Cycle (B) 3rd Sunday of Easter

 Acts 3:13-15, 17-19; 1 Jn 2:1-5; Lk 24:35-48

There is a beautiful story concerning the love of Paul Tournier, one of the world's most beloved and respected Christian doctors, for his wife Nelly. Nelly used to talk about death after her first serious bout with coronary thrombosis while they were in Greece. She knew how gravely ill she was and that a second attack could leave her severely handicapped or could even be fatal. On the last day she said to him, "Perhaps it would have been better if I had died of my heart attack a month ago." Tournier responded, "And yet my Greek colleagues have done a good job. They saved your life. You are glad of that." "Yes, of course, "she said, "If I can get back to Geneva and see my children and grandchildren." She was silent for a moment, and then added, "But if I had died, I should be in heaven now, and I should be meeting your parents." Tournier was touched by this. He replied to her, "Well, when you arrive in heaven, my parents will thank you for having been the wife that you have been for their son." It was to be Tournier's last words to her. A moment later she put her hand on her heart and exclaimed, "That's it!" He asked, "Are you sure?" She answered "Yes." And she was in heaven. (Paul Tournier, A LISTENING EAR (Minneapolis: Augsburg Publishing House, 1984). 

The world simply cannot deal with that kind of expectations. Without the Easter faith not only death but life itself is ultimately meaningless. There is no value for life that ends beside a grave. The Gospel passage stresses the reality of the resurrection.
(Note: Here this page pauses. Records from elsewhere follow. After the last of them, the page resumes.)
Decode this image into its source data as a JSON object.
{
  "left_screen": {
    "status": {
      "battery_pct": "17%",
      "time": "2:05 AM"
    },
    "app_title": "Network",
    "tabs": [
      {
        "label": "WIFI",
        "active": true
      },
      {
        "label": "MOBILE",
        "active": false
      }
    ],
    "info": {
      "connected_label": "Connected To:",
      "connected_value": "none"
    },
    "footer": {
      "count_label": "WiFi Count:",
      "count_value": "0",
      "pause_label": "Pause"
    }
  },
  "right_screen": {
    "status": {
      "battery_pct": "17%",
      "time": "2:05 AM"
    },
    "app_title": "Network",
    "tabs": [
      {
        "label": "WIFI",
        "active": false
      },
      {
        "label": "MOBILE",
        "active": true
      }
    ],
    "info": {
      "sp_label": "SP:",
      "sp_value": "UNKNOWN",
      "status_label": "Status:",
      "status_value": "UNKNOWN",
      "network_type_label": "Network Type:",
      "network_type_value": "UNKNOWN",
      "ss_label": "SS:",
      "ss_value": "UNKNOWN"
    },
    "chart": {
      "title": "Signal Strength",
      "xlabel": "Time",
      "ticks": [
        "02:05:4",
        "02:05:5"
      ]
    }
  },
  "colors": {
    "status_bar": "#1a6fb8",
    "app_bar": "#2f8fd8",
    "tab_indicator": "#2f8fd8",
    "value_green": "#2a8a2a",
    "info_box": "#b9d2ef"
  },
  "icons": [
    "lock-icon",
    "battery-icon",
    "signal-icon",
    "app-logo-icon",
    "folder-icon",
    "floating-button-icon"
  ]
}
The risen Lord was not a phantom or hallucination, but he became a reality experienced by his disciples. Our daily lives should be the means of experiencing and sharing the risen Lord with others. Just as the disciples experienced the risen Lord in their community we should be able to feel the presence of Jesus in our own homes, our parish and our community.


Often the reality is that our faith remains in words and does not penetrate into our lives. There is a story that well depicts our attitude. The priest ("poojary") of a small Hindu congregation in a tribal area in India was being proselytized by some energetic Christian missionaries. He listened for a while and then said to them: "Gentlemen, look. I have a proposal that will settle this. I have here a glass of nux vomica, a poison which I use to kill rats. If you drink this poison and remain alive as your God Jesus Christ promised, I will join your religion – and not only myself, but my entire Hindu congregation. But if you won't drink the poison, well, then, I can only conclude that you are false ministers of the gospel you preach because you do not trust that your Lord would not let you perish." This created a problem for the missionaries. They conferred with each other and said, "What on earth are we going to do?" Finally, they arrived at a plan of action. They came back, approached the Hindu priest and said, "Here is our plan. You drink the poison, and we'll raise you from the dead by the power of Jesus!"


The theme of today's readings is the challenge to adjust our lives in the living presence of the risen Lord. This awareness should strengthen our hope in his promises. That was the experience that the Apostles had in the upper room where they were gathered. This experience transformed the Apostles. They were no longer weak and timid men; but they became men of courage who declared the reality of the resurrection of Jesus through their preaching and healing ministry.


Secondly, today's readings emphasize the fact that the way to know God is to keep his commandments. Hence, Jesus wanted his disciples to go out into the world with the offer of forgiveness. Accepting the command of Jesus they reached the ends of the then known world. Today, Jesus needs us as witnesses to continue his mission. Jesus needs Spirit-filled followers to be his eyes, ears and hands and to bear witness to his love, mercy and forgiveness. The church badly needs dedicated witnesses. The essence of bearing witness is to testify by our lives that the power of the risen Jesus has touched and transformed us. In other words, Jesus is to speak to other people through us. In Calcutta, a dying old woman with her head in the lap of Mother Teresa, looked at her, and, in a feeble voice, asked: "Are you the God Jesus who loves the poor and the sick"?


This is the message the church places before us today. Let us be the ambassadors of God Mercy and forgiveness. Amen.